• Assigned task:
Would you retype every line below without changing anything?

• Extracted information:
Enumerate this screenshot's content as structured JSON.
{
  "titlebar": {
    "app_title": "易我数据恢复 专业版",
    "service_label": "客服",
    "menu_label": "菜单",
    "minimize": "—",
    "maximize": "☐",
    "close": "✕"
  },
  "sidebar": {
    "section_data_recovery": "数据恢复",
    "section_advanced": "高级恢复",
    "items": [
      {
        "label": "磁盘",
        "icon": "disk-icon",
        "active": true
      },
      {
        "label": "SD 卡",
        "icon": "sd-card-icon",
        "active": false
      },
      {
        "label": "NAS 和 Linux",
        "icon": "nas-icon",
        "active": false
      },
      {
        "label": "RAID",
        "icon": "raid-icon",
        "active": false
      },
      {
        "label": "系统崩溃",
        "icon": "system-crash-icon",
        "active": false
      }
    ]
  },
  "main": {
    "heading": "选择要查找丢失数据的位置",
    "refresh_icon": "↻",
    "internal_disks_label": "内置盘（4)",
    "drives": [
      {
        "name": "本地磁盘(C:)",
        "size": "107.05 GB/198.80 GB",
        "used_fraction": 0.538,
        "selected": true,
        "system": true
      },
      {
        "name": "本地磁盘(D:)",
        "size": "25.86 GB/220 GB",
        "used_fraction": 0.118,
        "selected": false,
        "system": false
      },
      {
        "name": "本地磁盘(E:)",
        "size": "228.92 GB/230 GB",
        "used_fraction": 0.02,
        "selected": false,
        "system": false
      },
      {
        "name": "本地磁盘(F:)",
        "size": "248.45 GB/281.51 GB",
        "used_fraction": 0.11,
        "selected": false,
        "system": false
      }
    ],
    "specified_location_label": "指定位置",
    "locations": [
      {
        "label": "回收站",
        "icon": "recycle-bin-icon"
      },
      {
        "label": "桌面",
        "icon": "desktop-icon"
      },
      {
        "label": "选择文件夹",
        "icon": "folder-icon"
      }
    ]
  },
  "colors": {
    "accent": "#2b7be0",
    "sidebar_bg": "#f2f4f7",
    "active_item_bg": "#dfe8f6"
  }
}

• Response below:
Enumerate this screenshot's content as structured JSON.
{
  "titlebar": {
    "app_title": "易我数据恢复 专业版",
    "service_label": "客服",
    "menu_label": "菜单",
    "minimize": "—",
    "maximize": "☐",
    "close": "✕"
  },
  "sidebar": {
    "section_data_recovery": "数据恢复",
    "section_advanced": "高级恢复",
    "items": [
      {
        "label": "磁盘",
        "icon": "disk-icon",
        "active": true
      },
      {
        "label": "SD 卡",
        "icon": "sd-card-icon",
        "active": false
      },
      {
        "label": "NAS 和 Linux",
        "icon": "nas-icon",
        "active": false
      },
      {
        "label": "RAID",
        "icon": "raid-icon",
        "active": false
      },
      {
        "label": "系统崩溃",
        "icon": "system-crash-icon",
        "active": false
      }
    ]
  },
  "main": {
    "heading": "选择要查找丢失数据的位置",
    "refresh_icon": "↻",
    "internal_disks_label": "内置盘（4)",
    "drives": [
      {
        "name": "本地磁盘(C:)",
        "size": "107.05 GB/198.80 GB",
        "used_fraction": 0.538,
        "selected": true,
        "system": true
      },
      {
        "name": "本地磁盘(D:)",
        "size": "25.86 GB/220 GB",
        "used_fraction": 0.118,
        "selected": false,
        "system": false
      },
      {
        "name": "本地磁盘(E:)",
        "size": "228.92 GB/230 GB",
        "used_fraction": 0.02,
        "selected": false,
        "system": false
      },
      {
        "name": "本地磁盘(F:)",
        "size": "248.45 GB/281.51 GB",
        "used_fraction": 0.11,
        "selected": false,
        "system": false
      }
    ],
    "specified_location_label": "指定位置",
    "locations": [
      {
        "label": "回收站",
        "icon": "recycle-bin-icon"
      },
      {
        "label": "桌面",
        "icon": "desktop-icon"
      },
      {
        "label": "选择文件夹",
        "icon": "folder-icon"
      }
    ]
  },
  "colors": {
    "accent": "#2b7be0",
    "sidebar_bg": "#f2f4f7",
    "active_item_bg": "#dfe8f6"
  }
}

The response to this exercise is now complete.